By Katie Hoffman
It’s that time of year when gorgeous winter squashes are widely available. If you love them, you can buy now and enjoy them almost all winter! Many will last from two to four months when properly cured and stored.
Delicata and spaghetti squash shouldn’t be cured at all. They’ll last two or three months in storage, so you should plan to eat those first. Hubbards and butternuts, on the other hand, are great keepers and will last 5 to 8 months under the right conditions.
Interested in giving winter squash storage a try? Here are a few tips that will help you prolong your stash:

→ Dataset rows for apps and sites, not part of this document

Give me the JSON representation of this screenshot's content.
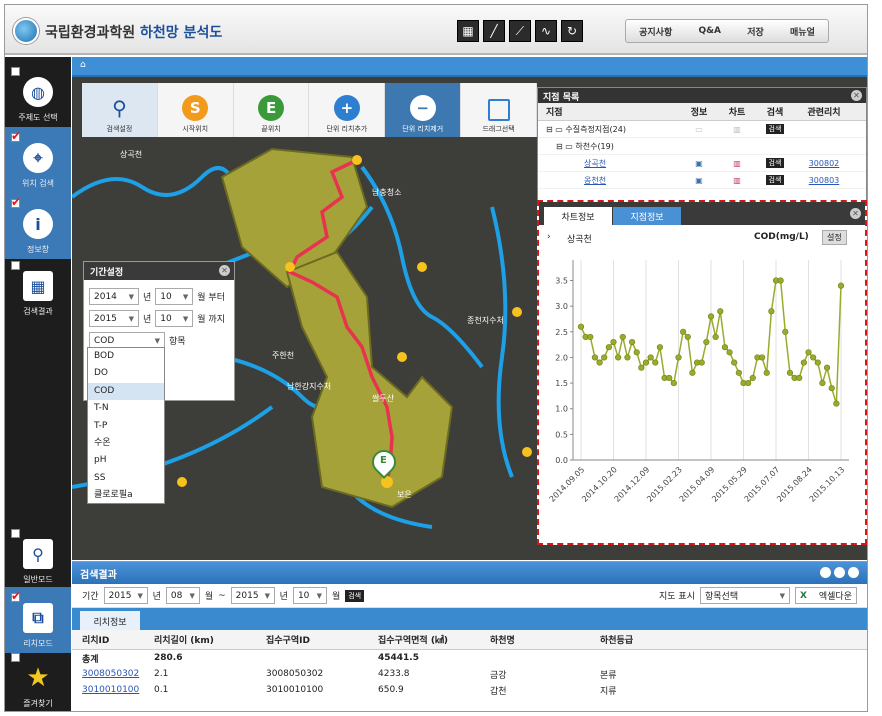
{
  "header": {
    "org": "국립환경과학원",
    "app": "하천망 분석도",
    "menu": [
      "공지사항",
      "Q&A",
      "저장",
      "매뉴얼"
    ],
    "tool_icons": [
      "map-image-icon",
      "line-icon",
      "polyline-icon",
      "curve-icon",
      "refresh-icon"
    ]
  },
  "sidebar": {
    "items": [
      {
        "label": "주제도 선택",
        "checked": false,
        "icon": "globe-icon"
      },
      {
        "label": "위치 검색",
        "checked": true,
        "icon": "location-pin-icon"
      },
      {
        "label": "정보창",
        "checked": true,
        "icon": "info-icon"
      },
      {
        "label": "검색결과",
        "checked": false,
        "icon": "grid-icon"
      },
      {
        "label": "일반모드",
        "checked": false,
        "icon": "magnifier-icon"
      },
      {
        "label": "리치모드",
        "checked": true,
        "icon": "reach-icon"
      },
      {
        "label": "즐겨찾기",
        "checked": false,
        "icon": "star-icon"
      }
    ]
  },
  "map": {
    "tools": [
      "검색설정",
      "시작위치",
      "끝위치",
      "단위 리치추가",
      "단위 리치제거",
      "드래그선택"
    ],
    "tool_letters": [
      "S",
      "E",
      "+",
      "−"
    ],
    "labels": [
      "상곡천",
      "주한천",
      "종천지수처",
      "남충청소",
      "남한강지수처",
      "쌀두산",
      "보은"
    ],
    "marker_e": "E"
  },
  "period": {
    "title": "기간설정",
    "start_year": "2014",
    "year_unit": "년",
    "start_month": "10",
    "from_label": "월 부터",
    "end_year": "2015",
    "end_month": "10",
    "to_label": "월 까지",
    "item": "COD",
    "item_label": "항목",
    "options": [
      "BOD",
      "DO",
      "COD",
      "T-N",
      "T-P",
      "수온",
      "pH",
      "SS",
      "클로로필a"
    ]
  },
  "pointlist": {
    "title": "지점 목록",
    "columns": [
      "지점",
      "정보",
      "차트",
      "검색",
      "관련리치"
    ],
    "rows": [
      {
        "name": "수질측정지점(24)",
        "search": "검색",
        "reach": ""
      },
      {
        "name": "하천수(19)",
        "search": "",
        "reach": ""
      },
      {
        "name": "상곡천",
        "search": "검색",
        "reach": "300802"
      },
      {
        "name": "옹천천",
        "search": "검색",
        "reach": "300803"
      }
    ]
  },
  "chartpanel": {
    "tabs": [
      "차트정보",
      "지점정보"
    ],
    "station": "상곡천",
    "metric": "COD(mg/L)",
    "settings": "설정"
  },
  "chart_data": {
    "type": "line",
    "title": "",
    "xlabel": "",
    "ylabel": "COD(mg/L)",
    "ylim": [
      0,
      3.9
    ],
    "yticks": [
      0,
      0.5,
      1,
      1.5,
      2,
      2.5,
      3,
      3.5
    ],
    "xticks": [
      "2014.09.05",
      "2014.10.20",
      "2014.12.09",
      "2015.02.23",
      "2015.04.09",
      "2015.05.29",
      "2015.07.07",
      "2015.08.24",
      "2015.10.13"
    ],
    "grid": "x",
    "color": "#9aab2c",
    "values": [
      2.6,
      2.4,
      2.4,
      2.0,
      1.9,
      2.0,
      2.2,
      2.3,
      2.0,
      2.4,
      2.0,
      2.3,
      2.1,
      1.8,
      1.9,
      2.0,
      1.9,
      2.2,
      1.6,
      1.6,
      1.5,
      2.0,
      2.5,
      2.4,
      1.7,
      1.9,
      1.9,
      2.3,
      2.8,
      2.4,
      2.9,
      2.2,
      2.1,
      1.9,
      1.7,
      1.5,
      1.5,
      1.6,
      2.0,
      2.0,
      1.7,
      2.9,
      3.5,
      3.5,
      2.5,
      1.7,
      1.6,
      1.6,
      1.9,
      2.1,
      2.0,
      1.9,
      1.5,
      1.8,
      1.4,
      1.1,
      3.4
    ]
  },
  "results": {
    "title": "검색결과",
    "period_label": "기간",
    "start_year": "2015",
    "year_unit": "년",
    "start_month": "08",
    "month_unit": "월",
    "tilde": "~",
    "end_year": "2015",
    "end_month": "10",
    "search": "검색",
    "map_label": "지도 표시",
    "item_select": "항목선택",
    "excel": "엑셀다운",
    "tab": "리치정보",
    "columns": [
      "리치ID",
      "리치길이 (km)",
      "집수구역ID",
      "집수구역면적 (㎢)",
      "하천명",
      "하천등급"
    ],
    "rows": [
      [
        "총계",
        "280.6",
        "",
        "45441.5",
        "",
        ""
      ],
      [
        "3008050302",
        "2.1",
        "3008050302",
        "4233.8",
        "금강",
        "본류"
      ],
      [
        "3010010100",
        "0.1",
        "3010010100",
        "650.9",
        "갑천",
        "지류"
      ]
    ]
  }
}
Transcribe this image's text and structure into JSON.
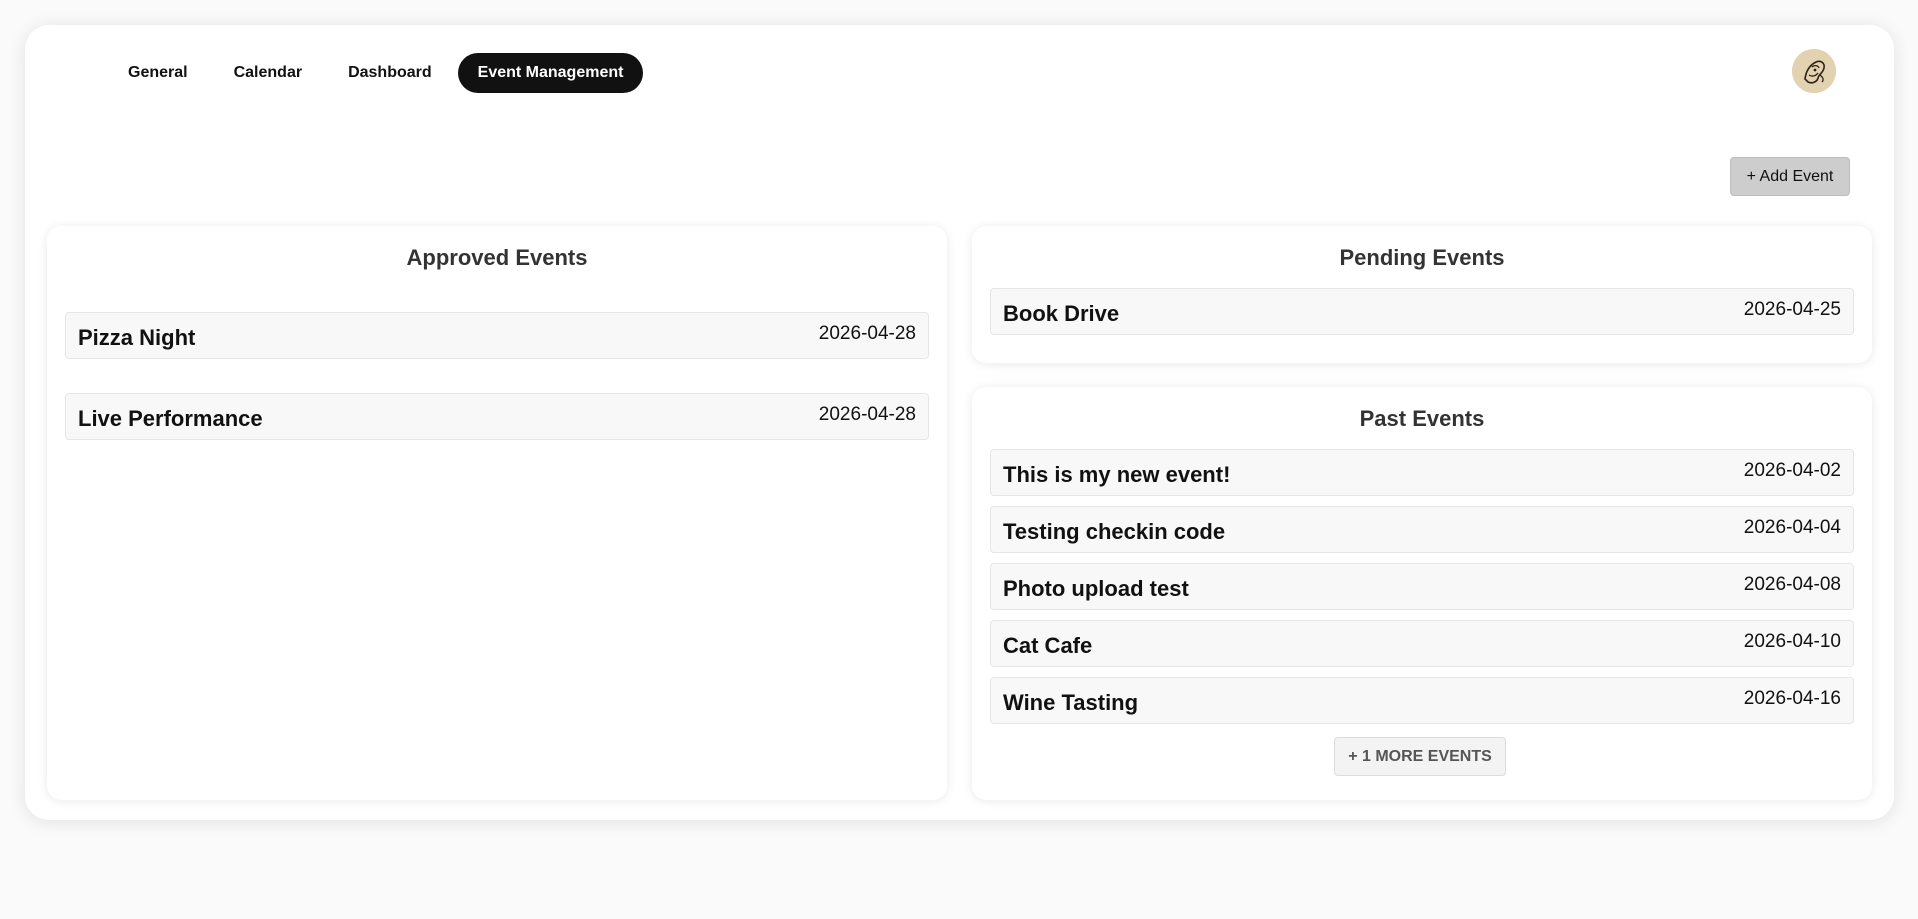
{
  "nav": {
    "tabs": [
      {
        "label": "General",
        "active": false
      },
      {
        "label": "Calendar",
        "active": false
      },
      {
        "label": "Dashboard",
        "active": false
      },
      {
        "label": "Event Management",
        "active": true
      }
    ]
  },
  "toolbar": {
    "add_event_label": "+ Add Event"
  },
  "approved": {
    "title": "Approved Events",
    "events": [
      {
        "name": "Pizza Night",
        "date": "2026-04-28"
      },
      {
        "name": "Live Performance",
        "date": "2026-04-28"
      }
    ]
  },
  "pending": {
    "title": "Pending Events",
    "events": [
      {
        "name": "Book Drive",
        "date": "2026-04-25"
      }
    ]
  },
  "past": {
    "title": "Past Events",
    "events": [
      {
        "name": "This is my new event!",
        "date": "2026-04-02"
      },
      {
        "name": "Testing checkin code",
        "date": "2026-04-04"
      },
      {
        "name": "Photo upload test",
        "date": "2026-04-08"
      },
      {
        "name": "Cat Cafe",
        "date": "2026-04-10"
      },
      {
        "name": "Wine Tasting",
        "date": "2026-04-16"
      }
    ],
    "more_label": "+ 1 MORE EVENTS"
  },
  "colors": {
    "active_tab_bg": "#111111",
    "page_bg": "#fafafa",
    "row_bg": "#f8f8f8"
  }
}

Make certain your squash are properly “cured.” If you’re purchasing from a producer, ask whether they’ve been cured for storage. If so, you’re ahead of the game. If not, then you can do it yourself. Just leave the squash in a sunny, warm (80 to 85 degree) place for about 10 days. When your fingernail won’t cut the skin, the squash is ready for storage.
Store the squash in a single layer. You can use a basket or box of any kind—something breathable will help them store the longest. Place the squash in the box with crumpled paper between them to keep them from touching. Store only unblemished squash—you can preserve any with broken skins by freezing (but that’s a different blog entry!).
Keep the space cool and dark. Winter squash will store best between 50 and 55 degrees. If you can, keep the humidity at about 60%. Before I had a basement, I used to keep mine in a seldom-used guest room with the door closed.
If you’re unsure about whether your squash needs to be cured or how long it will last, Google it! Charts abound on the internet, so it won’t take you long to discover what you need to know.
Winter squash are delicious and nutritious, and with a little care you can enjoy the pies, soups, and other dishes to which they add their beautiful flavor and color. This is the time of year when many of our producers have winter squash on their buying pages.